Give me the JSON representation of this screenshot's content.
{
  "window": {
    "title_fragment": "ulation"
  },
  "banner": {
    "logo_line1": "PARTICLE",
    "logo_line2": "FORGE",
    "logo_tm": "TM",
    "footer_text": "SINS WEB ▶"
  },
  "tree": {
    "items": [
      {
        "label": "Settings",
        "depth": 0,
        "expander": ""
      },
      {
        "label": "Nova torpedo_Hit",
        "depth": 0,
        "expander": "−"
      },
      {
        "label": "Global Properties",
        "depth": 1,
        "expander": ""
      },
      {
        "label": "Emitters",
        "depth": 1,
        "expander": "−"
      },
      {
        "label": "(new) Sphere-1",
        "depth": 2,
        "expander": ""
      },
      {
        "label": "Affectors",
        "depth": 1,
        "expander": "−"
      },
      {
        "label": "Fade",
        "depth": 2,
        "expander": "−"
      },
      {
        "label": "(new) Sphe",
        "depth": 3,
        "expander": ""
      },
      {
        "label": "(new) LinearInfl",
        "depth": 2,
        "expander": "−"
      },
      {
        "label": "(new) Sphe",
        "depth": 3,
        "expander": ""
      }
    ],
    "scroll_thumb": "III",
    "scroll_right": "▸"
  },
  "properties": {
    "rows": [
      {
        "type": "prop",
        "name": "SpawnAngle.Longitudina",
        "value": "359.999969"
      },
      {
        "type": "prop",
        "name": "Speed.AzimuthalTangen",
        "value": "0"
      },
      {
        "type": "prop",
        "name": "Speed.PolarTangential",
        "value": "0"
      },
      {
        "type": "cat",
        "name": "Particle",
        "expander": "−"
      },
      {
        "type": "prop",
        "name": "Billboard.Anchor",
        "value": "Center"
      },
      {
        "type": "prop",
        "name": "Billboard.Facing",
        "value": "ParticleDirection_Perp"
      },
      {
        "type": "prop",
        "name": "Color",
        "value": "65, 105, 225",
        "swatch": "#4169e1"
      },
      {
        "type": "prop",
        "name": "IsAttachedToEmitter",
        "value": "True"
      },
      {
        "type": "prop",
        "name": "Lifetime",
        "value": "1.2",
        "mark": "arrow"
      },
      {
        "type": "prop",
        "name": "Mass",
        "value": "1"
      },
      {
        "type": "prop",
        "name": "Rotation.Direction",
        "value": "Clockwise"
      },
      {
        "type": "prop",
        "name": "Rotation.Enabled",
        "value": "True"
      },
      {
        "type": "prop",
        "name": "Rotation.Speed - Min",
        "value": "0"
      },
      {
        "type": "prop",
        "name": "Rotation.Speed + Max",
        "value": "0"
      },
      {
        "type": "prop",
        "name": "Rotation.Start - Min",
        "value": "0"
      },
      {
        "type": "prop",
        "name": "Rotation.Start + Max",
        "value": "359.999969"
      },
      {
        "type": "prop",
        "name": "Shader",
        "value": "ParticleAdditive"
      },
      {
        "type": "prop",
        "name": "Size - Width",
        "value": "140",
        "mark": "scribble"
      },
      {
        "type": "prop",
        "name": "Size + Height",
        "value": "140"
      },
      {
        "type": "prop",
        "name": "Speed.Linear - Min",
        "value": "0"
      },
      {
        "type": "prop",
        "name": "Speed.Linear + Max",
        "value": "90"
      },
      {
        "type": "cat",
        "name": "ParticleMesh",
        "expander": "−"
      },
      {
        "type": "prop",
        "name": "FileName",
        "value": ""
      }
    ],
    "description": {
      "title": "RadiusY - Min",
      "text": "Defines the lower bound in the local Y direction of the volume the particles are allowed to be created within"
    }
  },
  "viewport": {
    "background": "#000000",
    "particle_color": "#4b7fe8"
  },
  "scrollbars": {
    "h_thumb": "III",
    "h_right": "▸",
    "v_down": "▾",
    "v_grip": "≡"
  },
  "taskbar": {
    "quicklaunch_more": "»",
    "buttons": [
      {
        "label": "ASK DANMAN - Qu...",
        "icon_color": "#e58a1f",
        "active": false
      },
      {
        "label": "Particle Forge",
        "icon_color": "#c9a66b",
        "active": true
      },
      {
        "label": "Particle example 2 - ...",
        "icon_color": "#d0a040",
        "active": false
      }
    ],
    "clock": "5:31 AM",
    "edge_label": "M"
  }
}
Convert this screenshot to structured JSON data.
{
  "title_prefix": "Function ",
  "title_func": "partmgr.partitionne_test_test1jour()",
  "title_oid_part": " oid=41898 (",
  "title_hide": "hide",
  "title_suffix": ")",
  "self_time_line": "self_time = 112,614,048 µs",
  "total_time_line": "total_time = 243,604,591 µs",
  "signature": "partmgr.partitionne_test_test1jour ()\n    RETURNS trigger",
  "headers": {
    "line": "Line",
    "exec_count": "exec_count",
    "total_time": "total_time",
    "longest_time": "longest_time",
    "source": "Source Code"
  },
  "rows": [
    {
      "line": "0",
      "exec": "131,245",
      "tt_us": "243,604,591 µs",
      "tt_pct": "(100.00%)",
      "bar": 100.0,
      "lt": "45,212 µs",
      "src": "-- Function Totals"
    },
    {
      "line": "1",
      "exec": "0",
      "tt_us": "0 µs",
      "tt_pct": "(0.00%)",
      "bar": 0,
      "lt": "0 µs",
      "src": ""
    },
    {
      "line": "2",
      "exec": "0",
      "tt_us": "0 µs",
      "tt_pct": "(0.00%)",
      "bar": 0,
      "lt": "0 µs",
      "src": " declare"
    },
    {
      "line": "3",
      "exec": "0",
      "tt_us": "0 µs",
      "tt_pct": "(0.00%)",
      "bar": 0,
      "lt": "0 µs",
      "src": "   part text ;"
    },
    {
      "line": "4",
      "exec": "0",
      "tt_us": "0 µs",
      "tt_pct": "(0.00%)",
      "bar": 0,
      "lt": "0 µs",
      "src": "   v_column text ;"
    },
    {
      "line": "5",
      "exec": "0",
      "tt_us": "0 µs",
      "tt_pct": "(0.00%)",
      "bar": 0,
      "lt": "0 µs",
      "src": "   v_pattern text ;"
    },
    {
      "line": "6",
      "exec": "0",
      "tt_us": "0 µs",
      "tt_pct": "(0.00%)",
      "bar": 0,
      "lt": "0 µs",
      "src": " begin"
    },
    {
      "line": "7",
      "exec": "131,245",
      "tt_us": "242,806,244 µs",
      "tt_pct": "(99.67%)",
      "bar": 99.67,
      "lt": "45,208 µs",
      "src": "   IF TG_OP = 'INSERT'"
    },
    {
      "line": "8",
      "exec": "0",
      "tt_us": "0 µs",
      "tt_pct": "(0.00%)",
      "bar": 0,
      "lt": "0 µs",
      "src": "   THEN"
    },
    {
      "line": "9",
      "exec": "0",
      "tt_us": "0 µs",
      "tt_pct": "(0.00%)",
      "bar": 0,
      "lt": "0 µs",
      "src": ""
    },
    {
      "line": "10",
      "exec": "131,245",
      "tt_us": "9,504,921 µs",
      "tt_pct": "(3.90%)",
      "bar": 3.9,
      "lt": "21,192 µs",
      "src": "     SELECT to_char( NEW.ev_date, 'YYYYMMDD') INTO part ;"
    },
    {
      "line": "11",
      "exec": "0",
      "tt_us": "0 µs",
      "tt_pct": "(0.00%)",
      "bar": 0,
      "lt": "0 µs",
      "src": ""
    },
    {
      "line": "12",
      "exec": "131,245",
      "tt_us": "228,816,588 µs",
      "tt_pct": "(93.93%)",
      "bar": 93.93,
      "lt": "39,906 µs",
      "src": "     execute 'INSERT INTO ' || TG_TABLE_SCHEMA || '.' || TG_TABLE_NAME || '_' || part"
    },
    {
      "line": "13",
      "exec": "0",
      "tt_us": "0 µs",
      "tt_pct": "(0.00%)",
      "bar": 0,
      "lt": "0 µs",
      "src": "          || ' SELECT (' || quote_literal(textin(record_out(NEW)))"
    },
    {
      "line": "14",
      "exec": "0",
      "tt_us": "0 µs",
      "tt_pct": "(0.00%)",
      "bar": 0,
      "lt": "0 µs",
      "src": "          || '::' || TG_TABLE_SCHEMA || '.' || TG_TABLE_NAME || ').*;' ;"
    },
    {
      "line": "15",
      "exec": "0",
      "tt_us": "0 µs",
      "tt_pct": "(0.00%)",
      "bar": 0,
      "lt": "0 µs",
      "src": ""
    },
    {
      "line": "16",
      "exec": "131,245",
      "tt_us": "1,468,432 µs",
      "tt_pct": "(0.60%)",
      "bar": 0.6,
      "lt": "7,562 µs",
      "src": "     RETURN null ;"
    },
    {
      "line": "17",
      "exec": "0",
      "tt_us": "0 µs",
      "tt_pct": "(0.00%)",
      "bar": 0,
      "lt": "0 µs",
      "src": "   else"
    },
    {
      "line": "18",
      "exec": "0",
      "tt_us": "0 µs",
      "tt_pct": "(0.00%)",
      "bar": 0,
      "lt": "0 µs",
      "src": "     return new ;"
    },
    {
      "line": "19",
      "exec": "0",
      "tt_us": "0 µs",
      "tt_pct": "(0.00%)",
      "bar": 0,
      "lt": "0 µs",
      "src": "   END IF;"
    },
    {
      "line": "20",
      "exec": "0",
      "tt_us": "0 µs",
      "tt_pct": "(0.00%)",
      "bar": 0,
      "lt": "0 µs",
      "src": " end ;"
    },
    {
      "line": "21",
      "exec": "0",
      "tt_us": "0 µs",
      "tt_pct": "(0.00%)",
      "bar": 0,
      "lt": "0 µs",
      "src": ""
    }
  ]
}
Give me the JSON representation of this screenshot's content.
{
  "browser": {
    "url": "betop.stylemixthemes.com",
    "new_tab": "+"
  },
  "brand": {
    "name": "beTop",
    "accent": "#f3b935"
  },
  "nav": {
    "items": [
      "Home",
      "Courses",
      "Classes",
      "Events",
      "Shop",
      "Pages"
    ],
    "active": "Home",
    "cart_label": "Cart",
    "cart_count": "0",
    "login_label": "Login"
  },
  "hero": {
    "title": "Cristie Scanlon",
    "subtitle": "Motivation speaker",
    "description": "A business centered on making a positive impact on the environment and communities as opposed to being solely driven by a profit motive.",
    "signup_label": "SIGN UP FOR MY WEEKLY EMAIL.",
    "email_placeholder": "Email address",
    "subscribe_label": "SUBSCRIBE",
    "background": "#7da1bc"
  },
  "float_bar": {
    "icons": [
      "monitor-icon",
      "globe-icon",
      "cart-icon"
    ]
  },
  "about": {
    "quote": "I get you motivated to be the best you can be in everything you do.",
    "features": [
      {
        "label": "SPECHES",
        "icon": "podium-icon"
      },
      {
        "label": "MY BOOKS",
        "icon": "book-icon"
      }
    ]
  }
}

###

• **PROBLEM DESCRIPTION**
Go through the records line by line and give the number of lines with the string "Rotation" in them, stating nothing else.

• **TASK RESPONSE**
6